=== DATA FOR THE TASK ===

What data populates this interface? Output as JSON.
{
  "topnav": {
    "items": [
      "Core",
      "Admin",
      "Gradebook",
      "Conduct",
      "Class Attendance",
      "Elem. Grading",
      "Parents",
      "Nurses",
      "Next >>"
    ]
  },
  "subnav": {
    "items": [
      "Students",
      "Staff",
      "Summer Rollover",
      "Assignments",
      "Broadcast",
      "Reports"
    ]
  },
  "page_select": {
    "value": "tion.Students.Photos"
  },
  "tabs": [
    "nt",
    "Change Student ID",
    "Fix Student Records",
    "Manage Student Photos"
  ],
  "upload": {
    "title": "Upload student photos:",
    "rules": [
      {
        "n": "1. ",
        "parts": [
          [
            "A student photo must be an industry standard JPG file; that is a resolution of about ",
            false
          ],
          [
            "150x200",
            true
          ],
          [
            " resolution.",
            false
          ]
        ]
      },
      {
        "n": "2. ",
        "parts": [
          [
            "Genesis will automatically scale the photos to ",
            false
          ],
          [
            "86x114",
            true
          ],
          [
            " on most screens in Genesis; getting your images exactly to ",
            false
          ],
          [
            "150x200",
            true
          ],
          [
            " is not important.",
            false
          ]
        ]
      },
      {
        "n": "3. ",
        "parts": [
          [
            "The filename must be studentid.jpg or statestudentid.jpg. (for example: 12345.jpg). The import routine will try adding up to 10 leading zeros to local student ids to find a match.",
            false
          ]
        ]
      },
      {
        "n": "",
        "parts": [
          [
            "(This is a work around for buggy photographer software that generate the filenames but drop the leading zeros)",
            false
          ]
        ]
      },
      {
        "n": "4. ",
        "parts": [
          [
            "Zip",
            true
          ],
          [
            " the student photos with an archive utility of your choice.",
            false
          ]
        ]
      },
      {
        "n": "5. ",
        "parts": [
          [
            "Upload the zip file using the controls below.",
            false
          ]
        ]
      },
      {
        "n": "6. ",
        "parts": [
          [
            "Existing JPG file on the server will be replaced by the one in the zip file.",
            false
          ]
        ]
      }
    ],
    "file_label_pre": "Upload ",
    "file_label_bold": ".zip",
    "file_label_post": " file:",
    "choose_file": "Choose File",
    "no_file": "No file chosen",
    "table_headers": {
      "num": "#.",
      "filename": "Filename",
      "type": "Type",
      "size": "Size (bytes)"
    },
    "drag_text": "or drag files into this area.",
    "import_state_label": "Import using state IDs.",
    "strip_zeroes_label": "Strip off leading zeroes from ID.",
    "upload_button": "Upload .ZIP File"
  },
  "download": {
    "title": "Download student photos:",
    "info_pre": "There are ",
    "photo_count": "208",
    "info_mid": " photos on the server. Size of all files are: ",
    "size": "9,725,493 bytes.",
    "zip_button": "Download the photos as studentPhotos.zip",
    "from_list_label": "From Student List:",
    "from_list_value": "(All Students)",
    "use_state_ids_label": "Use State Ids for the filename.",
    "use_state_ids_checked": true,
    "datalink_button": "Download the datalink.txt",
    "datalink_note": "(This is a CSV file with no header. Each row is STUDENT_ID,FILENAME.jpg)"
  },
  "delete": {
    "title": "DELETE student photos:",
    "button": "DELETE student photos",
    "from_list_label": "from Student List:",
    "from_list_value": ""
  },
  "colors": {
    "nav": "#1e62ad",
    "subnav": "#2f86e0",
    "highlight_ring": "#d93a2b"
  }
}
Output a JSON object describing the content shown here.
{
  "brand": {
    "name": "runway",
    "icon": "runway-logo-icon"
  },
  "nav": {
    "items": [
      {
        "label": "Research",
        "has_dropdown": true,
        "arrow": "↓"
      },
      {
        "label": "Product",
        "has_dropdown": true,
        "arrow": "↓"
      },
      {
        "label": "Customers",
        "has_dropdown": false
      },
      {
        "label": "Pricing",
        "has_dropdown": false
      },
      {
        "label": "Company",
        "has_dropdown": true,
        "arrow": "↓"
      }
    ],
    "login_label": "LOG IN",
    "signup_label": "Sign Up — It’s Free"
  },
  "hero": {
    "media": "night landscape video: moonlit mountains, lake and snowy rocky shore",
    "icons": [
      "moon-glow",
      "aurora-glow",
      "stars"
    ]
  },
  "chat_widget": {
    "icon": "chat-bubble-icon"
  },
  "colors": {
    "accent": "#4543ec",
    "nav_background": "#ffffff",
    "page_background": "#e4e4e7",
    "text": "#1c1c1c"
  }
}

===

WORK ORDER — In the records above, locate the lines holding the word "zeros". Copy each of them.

SOLUTION TO THIS EXERCISE —
            "The filename must be studentid.jpg or statestudentid.jpg. (for example: 12345.jpg). The import routine will try adding up to 10 leading zeros to local student ids to find a match.",
            "(This is a work around for buggy photographer software that generate the filenames but drop the leading zeros)",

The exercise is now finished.